ASSIGNMENT: Tally every line below where "columns" appears, then report the total alone.

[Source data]

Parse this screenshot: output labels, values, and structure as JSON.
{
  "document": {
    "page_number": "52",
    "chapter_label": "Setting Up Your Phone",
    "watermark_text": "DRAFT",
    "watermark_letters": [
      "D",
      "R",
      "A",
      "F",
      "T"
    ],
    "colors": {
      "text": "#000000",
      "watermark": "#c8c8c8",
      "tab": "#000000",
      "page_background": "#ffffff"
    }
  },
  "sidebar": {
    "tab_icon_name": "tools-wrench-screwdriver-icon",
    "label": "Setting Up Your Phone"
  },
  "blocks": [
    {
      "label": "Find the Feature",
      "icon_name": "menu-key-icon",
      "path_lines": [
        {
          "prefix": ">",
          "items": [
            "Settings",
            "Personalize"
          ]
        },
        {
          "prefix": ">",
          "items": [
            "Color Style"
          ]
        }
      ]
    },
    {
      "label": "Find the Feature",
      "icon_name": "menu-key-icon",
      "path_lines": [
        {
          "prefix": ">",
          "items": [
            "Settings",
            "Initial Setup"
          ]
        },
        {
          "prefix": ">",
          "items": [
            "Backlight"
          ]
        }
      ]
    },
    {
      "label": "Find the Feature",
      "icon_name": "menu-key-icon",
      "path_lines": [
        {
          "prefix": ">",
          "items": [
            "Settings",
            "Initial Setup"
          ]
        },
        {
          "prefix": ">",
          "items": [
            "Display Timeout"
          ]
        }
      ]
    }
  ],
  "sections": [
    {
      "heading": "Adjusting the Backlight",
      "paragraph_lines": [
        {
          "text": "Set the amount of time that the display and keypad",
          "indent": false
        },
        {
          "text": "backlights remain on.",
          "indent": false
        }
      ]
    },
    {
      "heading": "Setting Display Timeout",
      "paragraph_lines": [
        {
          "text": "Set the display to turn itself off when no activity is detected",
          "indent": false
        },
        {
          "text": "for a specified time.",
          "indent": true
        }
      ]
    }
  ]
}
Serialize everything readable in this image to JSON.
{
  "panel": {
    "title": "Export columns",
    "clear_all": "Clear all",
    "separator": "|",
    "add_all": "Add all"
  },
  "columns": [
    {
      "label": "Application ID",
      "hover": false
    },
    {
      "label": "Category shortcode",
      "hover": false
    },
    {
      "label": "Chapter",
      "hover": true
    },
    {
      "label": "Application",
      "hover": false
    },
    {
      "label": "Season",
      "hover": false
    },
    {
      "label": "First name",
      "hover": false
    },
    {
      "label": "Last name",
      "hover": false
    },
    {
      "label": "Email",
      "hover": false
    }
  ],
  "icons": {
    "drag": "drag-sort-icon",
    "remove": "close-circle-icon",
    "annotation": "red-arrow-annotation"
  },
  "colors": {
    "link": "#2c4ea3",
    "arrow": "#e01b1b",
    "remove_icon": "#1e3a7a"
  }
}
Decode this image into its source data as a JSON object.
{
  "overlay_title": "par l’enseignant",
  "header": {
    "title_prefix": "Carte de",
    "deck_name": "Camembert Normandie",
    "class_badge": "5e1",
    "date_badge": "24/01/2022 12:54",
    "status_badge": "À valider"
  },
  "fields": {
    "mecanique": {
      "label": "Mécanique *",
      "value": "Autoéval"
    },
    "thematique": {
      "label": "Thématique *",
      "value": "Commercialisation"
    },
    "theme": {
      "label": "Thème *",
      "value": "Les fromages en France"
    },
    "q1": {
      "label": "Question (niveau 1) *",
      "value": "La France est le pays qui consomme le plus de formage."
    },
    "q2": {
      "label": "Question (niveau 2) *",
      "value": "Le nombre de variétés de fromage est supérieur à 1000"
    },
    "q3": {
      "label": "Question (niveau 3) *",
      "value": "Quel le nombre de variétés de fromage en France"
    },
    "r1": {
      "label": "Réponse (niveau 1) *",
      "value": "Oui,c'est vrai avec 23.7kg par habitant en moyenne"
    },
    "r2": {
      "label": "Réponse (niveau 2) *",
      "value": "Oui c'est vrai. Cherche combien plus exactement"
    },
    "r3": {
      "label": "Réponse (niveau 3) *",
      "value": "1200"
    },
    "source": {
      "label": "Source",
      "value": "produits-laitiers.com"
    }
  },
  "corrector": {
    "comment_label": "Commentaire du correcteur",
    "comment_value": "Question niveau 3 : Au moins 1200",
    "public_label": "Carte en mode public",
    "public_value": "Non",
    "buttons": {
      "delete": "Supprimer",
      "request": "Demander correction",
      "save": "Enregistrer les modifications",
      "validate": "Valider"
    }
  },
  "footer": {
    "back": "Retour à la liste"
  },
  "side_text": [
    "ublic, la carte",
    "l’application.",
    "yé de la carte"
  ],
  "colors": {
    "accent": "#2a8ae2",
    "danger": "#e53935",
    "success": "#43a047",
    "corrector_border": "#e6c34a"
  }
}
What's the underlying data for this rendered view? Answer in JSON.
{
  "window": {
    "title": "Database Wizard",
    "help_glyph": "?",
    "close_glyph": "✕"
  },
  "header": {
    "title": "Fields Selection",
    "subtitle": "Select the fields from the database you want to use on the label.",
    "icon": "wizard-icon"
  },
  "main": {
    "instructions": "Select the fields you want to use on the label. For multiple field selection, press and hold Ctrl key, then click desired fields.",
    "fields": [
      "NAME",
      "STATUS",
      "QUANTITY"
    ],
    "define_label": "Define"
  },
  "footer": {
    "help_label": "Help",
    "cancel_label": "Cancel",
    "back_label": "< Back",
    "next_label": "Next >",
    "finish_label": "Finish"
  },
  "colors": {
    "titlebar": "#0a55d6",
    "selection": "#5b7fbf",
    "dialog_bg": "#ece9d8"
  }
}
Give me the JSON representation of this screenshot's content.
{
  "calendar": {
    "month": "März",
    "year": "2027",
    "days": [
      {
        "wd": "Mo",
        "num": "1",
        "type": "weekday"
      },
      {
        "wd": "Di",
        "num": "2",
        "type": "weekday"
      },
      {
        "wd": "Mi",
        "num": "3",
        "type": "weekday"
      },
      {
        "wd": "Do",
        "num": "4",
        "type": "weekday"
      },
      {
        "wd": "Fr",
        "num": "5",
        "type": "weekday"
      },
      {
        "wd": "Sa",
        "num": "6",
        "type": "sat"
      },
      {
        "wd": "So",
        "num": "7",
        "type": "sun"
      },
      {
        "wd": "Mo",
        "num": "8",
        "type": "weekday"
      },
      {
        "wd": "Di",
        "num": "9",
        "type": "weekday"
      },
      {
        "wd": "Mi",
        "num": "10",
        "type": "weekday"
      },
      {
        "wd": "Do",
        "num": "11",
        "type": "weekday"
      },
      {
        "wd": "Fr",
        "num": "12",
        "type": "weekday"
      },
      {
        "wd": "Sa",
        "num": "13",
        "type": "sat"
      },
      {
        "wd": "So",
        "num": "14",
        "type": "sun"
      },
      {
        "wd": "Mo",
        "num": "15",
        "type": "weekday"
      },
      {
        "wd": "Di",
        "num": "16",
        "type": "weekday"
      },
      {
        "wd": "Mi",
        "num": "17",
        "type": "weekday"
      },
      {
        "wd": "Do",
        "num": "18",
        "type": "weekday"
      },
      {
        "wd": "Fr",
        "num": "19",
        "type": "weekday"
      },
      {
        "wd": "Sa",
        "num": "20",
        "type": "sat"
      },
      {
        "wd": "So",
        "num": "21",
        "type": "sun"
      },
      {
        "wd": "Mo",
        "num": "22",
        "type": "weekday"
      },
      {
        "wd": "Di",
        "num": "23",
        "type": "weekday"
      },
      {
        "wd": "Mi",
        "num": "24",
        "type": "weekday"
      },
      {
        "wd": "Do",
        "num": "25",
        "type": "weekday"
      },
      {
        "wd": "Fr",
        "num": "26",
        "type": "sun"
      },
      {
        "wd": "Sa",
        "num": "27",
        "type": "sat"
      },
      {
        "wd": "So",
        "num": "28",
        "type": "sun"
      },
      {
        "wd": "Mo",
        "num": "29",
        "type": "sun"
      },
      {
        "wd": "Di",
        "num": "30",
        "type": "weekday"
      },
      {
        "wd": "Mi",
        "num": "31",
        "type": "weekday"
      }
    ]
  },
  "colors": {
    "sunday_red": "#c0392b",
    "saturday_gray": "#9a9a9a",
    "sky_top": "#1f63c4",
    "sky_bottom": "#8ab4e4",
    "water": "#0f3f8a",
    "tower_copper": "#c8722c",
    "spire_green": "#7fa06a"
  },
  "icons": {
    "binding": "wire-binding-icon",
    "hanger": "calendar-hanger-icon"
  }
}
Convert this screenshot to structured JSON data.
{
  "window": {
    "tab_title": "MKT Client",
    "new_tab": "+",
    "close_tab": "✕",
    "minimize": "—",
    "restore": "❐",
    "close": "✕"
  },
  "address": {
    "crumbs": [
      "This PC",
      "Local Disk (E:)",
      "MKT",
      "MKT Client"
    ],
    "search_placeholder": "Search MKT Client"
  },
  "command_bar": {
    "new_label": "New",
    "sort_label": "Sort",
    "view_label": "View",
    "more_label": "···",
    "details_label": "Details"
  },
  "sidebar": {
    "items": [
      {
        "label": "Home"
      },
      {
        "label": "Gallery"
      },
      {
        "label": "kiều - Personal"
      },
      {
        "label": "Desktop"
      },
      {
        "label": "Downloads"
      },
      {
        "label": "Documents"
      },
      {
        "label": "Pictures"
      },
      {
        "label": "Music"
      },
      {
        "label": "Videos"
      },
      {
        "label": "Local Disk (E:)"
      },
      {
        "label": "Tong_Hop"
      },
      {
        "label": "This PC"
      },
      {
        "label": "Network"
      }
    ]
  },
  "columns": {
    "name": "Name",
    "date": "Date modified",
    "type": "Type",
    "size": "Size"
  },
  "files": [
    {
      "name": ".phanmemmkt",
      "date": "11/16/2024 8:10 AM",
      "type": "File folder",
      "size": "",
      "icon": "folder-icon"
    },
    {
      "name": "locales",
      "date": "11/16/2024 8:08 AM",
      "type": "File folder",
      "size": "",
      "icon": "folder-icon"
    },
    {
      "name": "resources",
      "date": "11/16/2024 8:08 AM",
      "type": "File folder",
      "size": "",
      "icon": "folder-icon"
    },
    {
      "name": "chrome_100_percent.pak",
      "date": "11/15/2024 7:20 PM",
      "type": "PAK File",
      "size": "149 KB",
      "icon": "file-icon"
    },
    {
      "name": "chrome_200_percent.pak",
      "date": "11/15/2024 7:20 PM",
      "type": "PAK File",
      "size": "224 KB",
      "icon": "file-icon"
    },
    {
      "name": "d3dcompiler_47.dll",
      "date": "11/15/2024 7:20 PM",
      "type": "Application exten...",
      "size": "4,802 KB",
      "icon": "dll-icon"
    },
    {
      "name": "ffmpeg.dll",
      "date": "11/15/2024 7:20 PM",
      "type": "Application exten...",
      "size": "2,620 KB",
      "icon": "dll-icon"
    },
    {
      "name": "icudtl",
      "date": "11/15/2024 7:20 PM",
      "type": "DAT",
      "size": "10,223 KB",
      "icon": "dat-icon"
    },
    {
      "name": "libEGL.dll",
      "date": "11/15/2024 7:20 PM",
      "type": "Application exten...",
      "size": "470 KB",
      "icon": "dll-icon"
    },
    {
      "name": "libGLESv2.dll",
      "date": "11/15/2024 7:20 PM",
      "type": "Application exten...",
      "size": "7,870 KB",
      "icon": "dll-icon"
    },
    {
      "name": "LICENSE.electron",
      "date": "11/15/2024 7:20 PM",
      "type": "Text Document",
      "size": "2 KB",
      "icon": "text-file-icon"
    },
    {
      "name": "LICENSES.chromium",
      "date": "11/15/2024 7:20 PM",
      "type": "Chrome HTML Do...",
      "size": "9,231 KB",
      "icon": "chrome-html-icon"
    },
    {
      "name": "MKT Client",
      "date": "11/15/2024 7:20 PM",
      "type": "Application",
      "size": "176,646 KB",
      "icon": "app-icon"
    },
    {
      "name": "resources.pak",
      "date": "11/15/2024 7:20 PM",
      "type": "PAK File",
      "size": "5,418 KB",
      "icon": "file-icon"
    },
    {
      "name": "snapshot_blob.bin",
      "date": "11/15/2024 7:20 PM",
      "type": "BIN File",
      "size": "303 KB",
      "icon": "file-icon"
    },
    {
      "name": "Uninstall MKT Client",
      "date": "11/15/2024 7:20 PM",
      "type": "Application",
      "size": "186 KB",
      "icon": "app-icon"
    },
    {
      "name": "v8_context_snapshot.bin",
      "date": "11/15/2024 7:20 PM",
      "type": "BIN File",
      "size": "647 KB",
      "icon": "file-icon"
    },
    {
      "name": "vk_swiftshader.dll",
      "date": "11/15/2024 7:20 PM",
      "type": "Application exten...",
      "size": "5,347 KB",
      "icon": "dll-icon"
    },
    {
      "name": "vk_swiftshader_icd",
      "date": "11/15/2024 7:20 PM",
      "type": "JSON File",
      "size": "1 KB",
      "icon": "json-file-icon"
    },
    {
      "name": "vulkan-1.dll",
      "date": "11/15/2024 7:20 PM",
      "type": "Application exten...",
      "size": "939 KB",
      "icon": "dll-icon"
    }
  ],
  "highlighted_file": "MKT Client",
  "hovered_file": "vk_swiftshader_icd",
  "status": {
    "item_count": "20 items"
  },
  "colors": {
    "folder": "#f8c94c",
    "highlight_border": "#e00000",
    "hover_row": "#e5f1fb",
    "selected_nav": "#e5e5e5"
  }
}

SOLVED PROBLEM: 3